# Problem statement:
Copy everything in the data below exactly except the pictures.

# Records provided:
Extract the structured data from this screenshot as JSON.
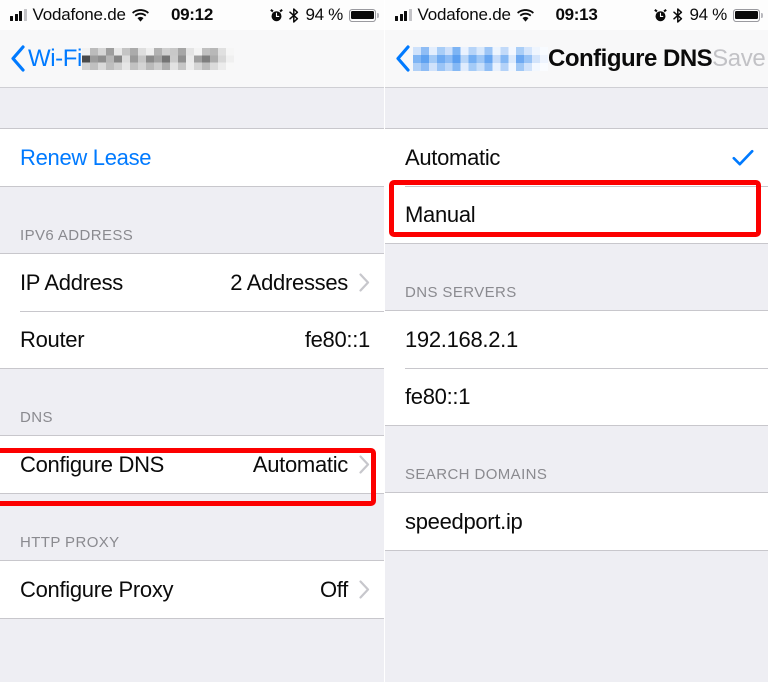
{
  "left": {
    "status_bar": {
      "carrier": "Vodafone.de",
      "time": "09:12",
      "battery_percent": "94 %",
      "signal_bars_filled": 3,
      "signal_bars_total": 4,
      "icons": [
        "signal-bars-icon",
        "wifi-icon",
        "alarm-icon",
        "bluetooth-icon",
        "battery-icon"
      ]
    },
    "nav": {
      "back_label": "Wi-Fi",
      "title_redacted": true,
      "title_redaction_color": "#b5b5b5"
    },
    "groups": [
      {
        "header": "",
        "rows": [
          {
            "title": "Renew Lease",
            "value": "",
            "style": "link",
            "accessory": "none"
          }
        ]
      },
      {
        "header": "IPV6 ADDRESS",
        "rows": [
          {
            "title": "IP Address",
            "value": "2 Addresses",
            "style": "normal",
            "accessory": "chevron"
          },
          {
            "title": "Router",
            "value": "fe80::1",
            "style": "normal",
            "accessory": "none"
          }
        ]
      },
      {
        "header": "DNS",
        "rows": [
          {
            "title": "Configure DNS",
            "value": "Automatic",
            "style": "normal",
            "accessory": "chevron",
            "highlighted": true
          }
        ]
      },
      {
        "header": "HTTP PROXY",
        "rows": [
          {
            "title": "Configure Proxy",
            "value": "Off",
            "style": "normal",
            "accessory": "chevron"
          }
        ]
      }
    ]
  },
  "right": {
    "status_bar": {
      "carrier": "Vodafone.de",
      "time": "09:13",
      "battery_percent": "94 %",
      "signal_bars_filled": 3,
      "signal_bars_total": 4,
      "icons": [
        "signal-bars-icon",
        "wifi-icon",
        "alarm-icon",
        "bluetooth-icon",
        "battery-icon"
      ]
    },
    "nav": {
      "back_label_redacted": true,
      "back_redaction_color": "#a9cbf7",
      "title": "Configure DNS",
      "save_label": "Save",
      "save_enabled": false
    },
    "groups": [
      {
        "header": "",
        "rows": [
          {
            "title": "Automatic",
            "value": "",
            "style": "normal",
            "accessory": "checkmark",
            "selected": true
          },
          {
            "title": "Manual",
            "value": "",
            "style": "normal",
            "accessory": "none",
            "highlighted": true
          }
        ]
      },
      {
        "header": "DNS SERVERS",
        "rows": [
          {
            "title": "192.168.2.1",
            "value": "",
            "style": "normal",
            "accessory": "none"
          },
          {
            "title": "fe80::1",
            "value": "",
            "style": "normal",
            "accessory": "none"
          }
        ]
      },
      {
        "header": "SEARCH DOMAINS",
        "rows": [
          {
            "title": "speedport.ip",
            "value": "",
            "style": "normal",
            "accessory": "none"
          }
        ]
      }
    ]
  },
  "annotations": {
    "highlight_color": "#fc0000",
    "boxes": [
      {
        "target": "left.configure-dns-row"
      },
      {
        "target": "right.manual-row"
      }
    ]
  }
}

# Exercise answer:
Extract the structured data from this screenshot as JSON.
{
  "left": {
    "status_bar": {
      "carrier": "Vodafone.de",
      "time": "09:12",
      "battery_percent": "94 %",
      "signal_bars_filled": 3,
      "signal_bars_total": 4,
      "icons": [
        "signal-bars-icon",
        "wifi-icon",
        "alarm-icon",
        "bluetooth-icon",
        "battery-icon"
      ]
    },
    "nav": {
      "back_label": "Wi-Fi",
      "title_redacted": true,
      "title_redaction_color": "#b5b5b5"
    },
    "groups": [
      {
        "header": "",
        "rows": [
          {
            "title": "Renew Lease",
            "value": "",
            "style": "link",
            "accessory": "none"
          }
        ]
      },
      {
        "header": "IPV6 ADDRESS",
        "rows": [
          {
            "title": "IP Address",
            "value": "2 Addresses",
            "style": "normal",
            "accessory": "chevron"
          },
          {
            "title": "Router",
            "value": "fe80::1",
            "style": "normal",
            "accessory": "none"
          }
        ]
      },
      {
        "header": "DNS",
        "rows": [
          {
            "title": "Configure DNS",
            "value": "Automatic",
            "style": "normal",
            "accessory": "chevron",
            "highlighted": true
          }
        ]
      },
      {
        "header": "HTTP PROXY",
        "rows": [
          {
            "title": "Configure Proxy",
            "value": "Off",
            "style": "normal",
            "accessory": "chevron"
          }
        ]
      }
    ]
  },
  "right": {
    "status_bar": {
      "carrier": "Vodafone.de",
      "time": "09:13",
      "battery_percent": "94 %",
      "signal_bars_filled": 3,
      "signal_bars_total": 4,
      "icons": [
        "signal-bars-icon",
        "wifi-icon",
        "alarm-icon",
        "bluetooth-icon",
        "battery-icon"
      ]
    },
    "nav": {
      "back_label_redacted": true,
      "back_redaction_color": "#a9cbf7",
      "title": "Configure DNS",
      "save_label": "Save",
      "save_enabled": false
    },
    "groups": [
      {
        "header": "",
        "rows": [
          {
            "title": "Automatic",
            "value": "",
            "style": "normal",
            "accessory": "checkmark",
            "selected": true
          },
          {
            "title": "Manual",
            "value": "",
            "style": "normal",
            "accessory": "none",
            "highlighted": true
          }
        ]
      },
      {
        "header": "DNS SERVERS",
        "rows": [
          {
            "title": "192.168.2.1",
            "value": "",
            "style": "normal",
            "accessory": "none"
          },
          {
            "title": "fe80::1",
            "value": "",
            "style": "normal",
            "accessory": "none"
          }
        ]
      },
      {
        "header": "SEARCH DOMAINS",
        "rows": [
          {
            "title": "speedport.ip",
            "value": "",
            "style": "normal",
            "accessory": "none"
          }
        ]
      }
    ]
  },
  "annotations": {
    "highlight_color": "#fc0000",
    "boxes": [
      {
        "target": "left.configure-dns-row"
      },
      {
        "target": "right.manual-row"
      }
    ]
  }
}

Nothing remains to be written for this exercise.